It was weird feeling. My passport was not enough to tell me I am Sudanese. It's a place I never been, but eveyone and every document tell me so, 'You are Sudanese', thus I had no choice. Without much details, I found myself struck in an obligatory military training camp among the regime's announced policy of militarizing the nation in the so-called the People's Defence Force, established as a support for the army, and in many instances to substitute the army. It was freezing cold camp with a teal two pieces uniform, and a hard wool blanket. We stayed there for 45 days ended by a shooting exercise which was mere failure to me!! The second main event that I was accepted in newly-established university called Zaem Azhary, named after the national leader of independence. He was the first one to raise the 3-color Sudanese flag of independence (Blue, Yellow, and Green).
عرض المشاركات من فبراير, 2009
- بريد إلكتروني
- التطبيقات الأخرى

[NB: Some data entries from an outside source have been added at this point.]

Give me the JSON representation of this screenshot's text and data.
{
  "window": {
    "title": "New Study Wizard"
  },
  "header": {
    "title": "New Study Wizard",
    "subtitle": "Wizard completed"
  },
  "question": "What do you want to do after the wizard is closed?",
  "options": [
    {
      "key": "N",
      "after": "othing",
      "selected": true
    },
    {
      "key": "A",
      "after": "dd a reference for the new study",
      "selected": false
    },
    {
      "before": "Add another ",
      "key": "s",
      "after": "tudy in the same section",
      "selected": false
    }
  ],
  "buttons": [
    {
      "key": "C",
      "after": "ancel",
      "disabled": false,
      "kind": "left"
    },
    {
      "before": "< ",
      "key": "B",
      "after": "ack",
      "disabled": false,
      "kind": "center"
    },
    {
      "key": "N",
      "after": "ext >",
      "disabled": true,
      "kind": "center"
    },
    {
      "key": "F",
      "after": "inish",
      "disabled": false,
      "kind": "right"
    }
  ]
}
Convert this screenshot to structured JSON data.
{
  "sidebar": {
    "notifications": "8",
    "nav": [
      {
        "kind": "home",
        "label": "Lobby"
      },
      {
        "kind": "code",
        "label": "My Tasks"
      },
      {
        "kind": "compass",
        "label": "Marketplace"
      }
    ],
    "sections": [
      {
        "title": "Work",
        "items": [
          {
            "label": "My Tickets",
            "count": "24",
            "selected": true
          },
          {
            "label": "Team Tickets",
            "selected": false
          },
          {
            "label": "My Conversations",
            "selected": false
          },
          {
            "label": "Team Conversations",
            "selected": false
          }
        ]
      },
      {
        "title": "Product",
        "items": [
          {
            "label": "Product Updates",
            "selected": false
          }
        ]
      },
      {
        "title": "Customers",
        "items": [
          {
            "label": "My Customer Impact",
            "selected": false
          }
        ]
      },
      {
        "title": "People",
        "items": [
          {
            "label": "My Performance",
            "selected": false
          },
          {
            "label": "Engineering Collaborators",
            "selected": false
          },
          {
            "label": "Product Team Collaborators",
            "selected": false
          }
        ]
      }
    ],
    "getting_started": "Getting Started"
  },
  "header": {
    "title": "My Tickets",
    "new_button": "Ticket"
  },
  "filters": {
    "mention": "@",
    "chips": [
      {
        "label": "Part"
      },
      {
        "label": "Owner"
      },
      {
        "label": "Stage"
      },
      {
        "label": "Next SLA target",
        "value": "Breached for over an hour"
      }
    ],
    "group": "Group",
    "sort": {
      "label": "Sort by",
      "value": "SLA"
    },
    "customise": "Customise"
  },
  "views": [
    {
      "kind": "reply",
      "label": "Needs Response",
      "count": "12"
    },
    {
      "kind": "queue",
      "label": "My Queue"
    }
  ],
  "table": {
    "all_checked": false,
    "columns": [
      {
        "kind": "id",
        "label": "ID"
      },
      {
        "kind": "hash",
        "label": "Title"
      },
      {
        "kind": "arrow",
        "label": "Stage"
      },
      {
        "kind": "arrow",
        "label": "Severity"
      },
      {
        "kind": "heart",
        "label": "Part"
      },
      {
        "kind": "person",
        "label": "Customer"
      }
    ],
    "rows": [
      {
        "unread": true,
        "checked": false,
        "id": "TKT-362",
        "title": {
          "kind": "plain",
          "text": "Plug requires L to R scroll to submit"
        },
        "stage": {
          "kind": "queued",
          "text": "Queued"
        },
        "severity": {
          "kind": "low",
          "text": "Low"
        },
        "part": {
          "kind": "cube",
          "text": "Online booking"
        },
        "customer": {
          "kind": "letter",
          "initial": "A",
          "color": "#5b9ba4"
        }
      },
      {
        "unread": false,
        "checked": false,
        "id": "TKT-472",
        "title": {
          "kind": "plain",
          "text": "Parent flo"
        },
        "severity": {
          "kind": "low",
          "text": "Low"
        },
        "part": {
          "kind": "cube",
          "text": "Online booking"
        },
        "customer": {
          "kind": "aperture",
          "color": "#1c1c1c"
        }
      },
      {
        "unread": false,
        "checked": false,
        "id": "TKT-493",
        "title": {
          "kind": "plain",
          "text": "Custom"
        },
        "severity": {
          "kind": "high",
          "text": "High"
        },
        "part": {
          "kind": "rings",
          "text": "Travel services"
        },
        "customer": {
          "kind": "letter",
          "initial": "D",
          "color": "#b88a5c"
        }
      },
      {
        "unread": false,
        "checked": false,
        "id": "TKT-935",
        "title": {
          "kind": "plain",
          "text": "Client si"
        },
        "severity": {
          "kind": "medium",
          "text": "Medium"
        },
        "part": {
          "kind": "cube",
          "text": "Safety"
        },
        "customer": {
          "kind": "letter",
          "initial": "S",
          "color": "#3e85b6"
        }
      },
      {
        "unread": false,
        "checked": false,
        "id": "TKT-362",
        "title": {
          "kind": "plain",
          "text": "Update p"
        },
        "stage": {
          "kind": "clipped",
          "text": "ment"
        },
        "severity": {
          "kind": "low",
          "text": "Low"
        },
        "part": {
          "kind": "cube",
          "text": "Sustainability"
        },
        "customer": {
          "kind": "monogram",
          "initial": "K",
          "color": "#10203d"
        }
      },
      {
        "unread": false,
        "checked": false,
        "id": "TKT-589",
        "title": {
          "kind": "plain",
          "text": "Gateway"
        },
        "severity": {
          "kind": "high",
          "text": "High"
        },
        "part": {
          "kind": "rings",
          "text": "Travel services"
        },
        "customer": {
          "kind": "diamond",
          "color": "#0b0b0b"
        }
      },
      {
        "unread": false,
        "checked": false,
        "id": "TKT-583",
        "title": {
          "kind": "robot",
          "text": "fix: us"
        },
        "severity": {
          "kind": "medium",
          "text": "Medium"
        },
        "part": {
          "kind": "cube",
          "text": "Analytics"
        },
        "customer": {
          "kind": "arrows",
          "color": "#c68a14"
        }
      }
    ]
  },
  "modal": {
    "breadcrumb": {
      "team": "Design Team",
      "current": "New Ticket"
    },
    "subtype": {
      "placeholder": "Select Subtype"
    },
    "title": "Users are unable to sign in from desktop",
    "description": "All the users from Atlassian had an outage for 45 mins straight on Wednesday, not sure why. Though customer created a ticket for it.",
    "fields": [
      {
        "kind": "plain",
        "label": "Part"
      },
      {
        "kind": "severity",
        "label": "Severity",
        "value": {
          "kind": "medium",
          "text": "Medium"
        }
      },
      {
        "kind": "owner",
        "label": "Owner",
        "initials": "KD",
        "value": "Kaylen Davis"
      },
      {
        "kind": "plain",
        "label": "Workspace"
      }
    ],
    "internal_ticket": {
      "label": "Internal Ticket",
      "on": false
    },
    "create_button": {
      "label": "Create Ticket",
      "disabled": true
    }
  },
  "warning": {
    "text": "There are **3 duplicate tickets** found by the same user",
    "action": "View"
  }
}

It's my first time to have a blog. I find it always confusing to talk about myself, especially to 'strangers' who may not know me, or who are just curious to know who this noisy guy is. My interests and hobbies are many. This is not always a merit. It is simply an additional burden on me (and perhaps you as well) to find the easiest way to introduce myself. I'm ethnically mixed Afro-Arab. Some grandparents are Egyptian, but both my parents were born in Sudan, therefore I am Sudanese by nationality and passport. I would even say I'm also Sudanese by soul and spirit. Sudan is as mixed as myself, and as contradicting as parts of me as well. I have spent literally half my life in Egypt, namely Dokki District in Cairo from 1979-1994. In November 1994, I came to Sudan for the second time in my life. I came in a 2-week visit in 1989, only one month after the current military regime took over the power in Sudan. I came to persue my studies after the Egyptian universities st